MSNBC is a 24/7 news channel that is sadly incapable of focusing on more than a handful of concerns at a time. Currently these involve the Jan. 6 select committee’s investigation of the Capitol insurrection, Republican antics in and out of Washington, Donald Trump, and a number of covid-related stories, many of them featuring angry opponents of masks or vaccines.
Even if you watch MSNBC all day long, you cannot and will not learn much about anything outside these few narrow concerns; in general, a steady diet of MSNBC provides a worldview that is in its way just as claustrophobic and provincial as the one on offer at Fox. Diehard viewers of either network will learn virtually nothing of events taking place outside the United States, which is where 7.57 billion of the earth’s 7.9 billion people live.
To clarify this point, I made a spreadsheet of 100 clips of stories consecutively posted to MSNBC’s YouTube channel in October. YouTube is ideal for this kind of analysis, because it provides a chronological feed plus view counts. The topics covered in these 100 clips were as follows:
|Right wing extremism||4|
(There are a few that overlap; for example, the three stories about a Florida school board member who’s been targeted and harassed by anti-mask fanatics involve both covid and right-wing extremism, so I split them up—two to covid/vaccine, one to right-wing extremism.)
Just three of these 100 stories could be said to concern world events, even tangentially. But really, there was just one: the stabbing death in Essex of Conservative MP Sir David Amess, which was covered in two clips, one reporting the attack and the other, his subsequent death.
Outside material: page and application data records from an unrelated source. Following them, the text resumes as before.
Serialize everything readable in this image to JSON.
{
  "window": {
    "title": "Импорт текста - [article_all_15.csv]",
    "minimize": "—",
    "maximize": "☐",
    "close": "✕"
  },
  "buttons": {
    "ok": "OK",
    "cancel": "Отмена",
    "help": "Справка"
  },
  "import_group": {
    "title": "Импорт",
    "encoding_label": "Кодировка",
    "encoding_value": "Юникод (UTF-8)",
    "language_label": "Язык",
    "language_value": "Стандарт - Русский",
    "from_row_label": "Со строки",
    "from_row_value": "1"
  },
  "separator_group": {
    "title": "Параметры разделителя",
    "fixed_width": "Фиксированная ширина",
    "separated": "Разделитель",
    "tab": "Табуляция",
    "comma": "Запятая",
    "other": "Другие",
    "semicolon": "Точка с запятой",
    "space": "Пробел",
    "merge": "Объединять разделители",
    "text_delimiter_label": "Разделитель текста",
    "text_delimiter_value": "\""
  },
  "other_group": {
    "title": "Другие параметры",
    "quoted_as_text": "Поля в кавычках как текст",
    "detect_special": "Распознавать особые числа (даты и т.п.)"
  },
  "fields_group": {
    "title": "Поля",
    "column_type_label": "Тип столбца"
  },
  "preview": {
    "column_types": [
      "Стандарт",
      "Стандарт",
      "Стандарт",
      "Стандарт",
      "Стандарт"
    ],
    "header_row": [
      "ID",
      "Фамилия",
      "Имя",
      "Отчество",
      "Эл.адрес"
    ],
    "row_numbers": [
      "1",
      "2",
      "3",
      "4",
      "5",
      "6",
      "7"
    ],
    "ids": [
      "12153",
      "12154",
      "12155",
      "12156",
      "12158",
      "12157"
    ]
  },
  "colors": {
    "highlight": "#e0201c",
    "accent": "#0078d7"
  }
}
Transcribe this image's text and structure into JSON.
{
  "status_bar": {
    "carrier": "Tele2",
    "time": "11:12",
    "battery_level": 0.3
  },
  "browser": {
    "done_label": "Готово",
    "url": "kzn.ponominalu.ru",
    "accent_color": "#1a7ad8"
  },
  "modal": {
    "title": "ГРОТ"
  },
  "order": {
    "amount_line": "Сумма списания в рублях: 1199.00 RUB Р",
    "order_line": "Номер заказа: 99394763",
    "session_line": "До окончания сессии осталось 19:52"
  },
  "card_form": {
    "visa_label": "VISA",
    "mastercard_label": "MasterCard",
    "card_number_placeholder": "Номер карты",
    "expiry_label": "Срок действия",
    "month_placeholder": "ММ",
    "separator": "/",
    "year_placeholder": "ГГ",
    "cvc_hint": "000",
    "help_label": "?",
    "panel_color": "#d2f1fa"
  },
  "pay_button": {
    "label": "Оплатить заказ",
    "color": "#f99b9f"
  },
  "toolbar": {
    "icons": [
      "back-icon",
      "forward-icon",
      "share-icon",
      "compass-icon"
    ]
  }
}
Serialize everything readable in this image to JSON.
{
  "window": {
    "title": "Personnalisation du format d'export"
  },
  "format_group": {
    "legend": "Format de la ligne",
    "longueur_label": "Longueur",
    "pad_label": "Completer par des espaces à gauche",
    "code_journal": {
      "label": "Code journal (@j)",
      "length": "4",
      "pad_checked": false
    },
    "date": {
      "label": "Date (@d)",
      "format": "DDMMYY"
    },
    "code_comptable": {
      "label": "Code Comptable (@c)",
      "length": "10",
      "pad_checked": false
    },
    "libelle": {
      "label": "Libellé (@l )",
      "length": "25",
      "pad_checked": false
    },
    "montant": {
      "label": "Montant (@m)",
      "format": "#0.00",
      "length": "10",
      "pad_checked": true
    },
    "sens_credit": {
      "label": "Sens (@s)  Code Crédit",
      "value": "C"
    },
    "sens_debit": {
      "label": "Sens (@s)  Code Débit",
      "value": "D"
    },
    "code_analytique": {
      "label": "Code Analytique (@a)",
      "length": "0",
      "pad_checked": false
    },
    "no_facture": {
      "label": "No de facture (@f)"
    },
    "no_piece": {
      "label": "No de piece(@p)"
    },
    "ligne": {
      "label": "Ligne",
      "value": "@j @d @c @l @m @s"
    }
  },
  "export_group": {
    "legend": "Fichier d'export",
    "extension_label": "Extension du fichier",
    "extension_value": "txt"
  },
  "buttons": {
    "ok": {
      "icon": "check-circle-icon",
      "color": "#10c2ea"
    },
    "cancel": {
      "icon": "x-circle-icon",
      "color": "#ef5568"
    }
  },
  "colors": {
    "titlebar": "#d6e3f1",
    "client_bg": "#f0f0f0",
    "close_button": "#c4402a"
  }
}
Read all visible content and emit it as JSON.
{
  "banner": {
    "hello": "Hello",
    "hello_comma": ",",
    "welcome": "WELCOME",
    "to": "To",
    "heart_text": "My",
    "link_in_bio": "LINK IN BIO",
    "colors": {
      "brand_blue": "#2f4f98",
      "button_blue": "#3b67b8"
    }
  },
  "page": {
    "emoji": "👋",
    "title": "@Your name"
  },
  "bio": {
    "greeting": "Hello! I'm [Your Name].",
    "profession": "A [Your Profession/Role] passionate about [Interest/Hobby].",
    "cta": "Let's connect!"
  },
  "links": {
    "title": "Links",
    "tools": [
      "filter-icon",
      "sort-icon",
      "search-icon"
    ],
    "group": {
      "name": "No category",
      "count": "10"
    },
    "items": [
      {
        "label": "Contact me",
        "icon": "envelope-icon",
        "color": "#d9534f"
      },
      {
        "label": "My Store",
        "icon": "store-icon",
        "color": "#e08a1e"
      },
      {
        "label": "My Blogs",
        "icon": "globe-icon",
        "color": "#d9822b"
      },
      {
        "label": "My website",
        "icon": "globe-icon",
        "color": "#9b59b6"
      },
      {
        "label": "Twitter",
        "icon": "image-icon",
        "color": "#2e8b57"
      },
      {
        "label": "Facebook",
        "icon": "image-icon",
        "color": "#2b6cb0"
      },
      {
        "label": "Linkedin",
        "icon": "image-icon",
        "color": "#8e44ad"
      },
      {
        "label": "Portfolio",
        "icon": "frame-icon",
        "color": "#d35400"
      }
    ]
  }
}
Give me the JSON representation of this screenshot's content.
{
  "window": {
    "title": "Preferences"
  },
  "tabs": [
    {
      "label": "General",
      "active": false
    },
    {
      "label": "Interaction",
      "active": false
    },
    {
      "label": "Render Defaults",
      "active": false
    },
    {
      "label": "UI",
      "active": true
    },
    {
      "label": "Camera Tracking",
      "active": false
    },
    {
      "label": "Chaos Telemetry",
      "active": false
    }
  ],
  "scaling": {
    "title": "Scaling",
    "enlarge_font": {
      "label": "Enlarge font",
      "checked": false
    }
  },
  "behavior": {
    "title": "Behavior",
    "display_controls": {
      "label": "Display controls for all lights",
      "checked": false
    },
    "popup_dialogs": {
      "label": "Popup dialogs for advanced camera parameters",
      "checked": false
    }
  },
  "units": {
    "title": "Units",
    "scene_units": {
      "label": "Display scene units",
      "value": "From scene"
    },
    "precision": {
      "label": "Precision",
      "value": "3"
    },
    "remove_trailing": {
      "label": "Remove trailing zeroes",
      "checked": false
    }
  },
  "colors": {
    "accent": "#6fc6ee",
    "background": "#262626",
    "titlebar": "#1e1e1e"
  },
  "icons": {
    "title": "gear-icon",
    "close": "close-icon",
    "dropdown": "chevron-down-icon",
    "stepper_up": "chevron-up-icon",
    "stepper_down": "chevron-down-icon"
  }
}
The third was about South Dakota’s role as a global money laundering capital, as recently detailed in the Pandora Papers (though the story is far from new; South Dakota has permitted secret, perpetual, tax-free “dynasty trusts” for decades, making it an ideal destination for all kinds of ill-gotten gains). Though Chuck Todd makes vague reference in this clip to “other countries” that are calling for a global wealth tax, no other nation is named. And finally there were two clips about Havana Syndrome, the mysterious illness afflicting US officials stationed in Cuba among other nations, which concerned victims seeking government redress. These, too, failed to include the perspectives of anyone outside the US.
Some surprises include the six separate clips MSNBC posted to YouTube on the topic of actor William Shatner’s space-tourist ride aboard Blue Origin’s New Shepard launch vehicle, and two stories about entertainer and activist Steve Van Zandt, who has a new book out. But most of it you’ve seen again and again: the defiance of Trump strategist Steve Bannon against congressional subpoenas; the makeup-caked ravings of a diminished and disappointed Donald Trump; wild-eyed anti-maskers visiting violence and abuse on people who don’t share their views.
What world are we seeing here? Why does anyone even watch the news in the first place? What do we ordinary viewers want from it?
The United States does not exist in a vacuum, and there are a lot of reasons why any intelligent person wants to know as much as possible about our world and everyone in it.
On Wednesday—the same day MSNBC covered the question of a pro basketball player’s refusal to be vaccinated—in advance of the upcoming COP26 UN climate conference in Glasgow, the British Environment Agency issued a warning to world leaders: “Adapt or die.”
Poland’s high court made explosive news on Thursday, issuing a judgement that their own Constitution supersedes the Court of Justice of the European Union. Far-right president Andrzej Duda has taken a wrecking ball to the independence of the Polish judiciary.
Cable news explained nothing to its audience about the facts on the ground in Afghanistan, preferring to turn the withdrawal of US troops into a political circus starring the nascent Biden administration.
The other really useful thing about covering other parts of the world is comparing our ways of life. For example, the benefits of the proposed Biden budget could be better illustrated by explaining that developed nations spend an average of $14,436 per child on early childcare, compared to the current US figure of $500.
The network’s argument might be that such things simply do not draw viewers. But then, its viewing figures are down more than fifty percent since last year. What does it have to lose?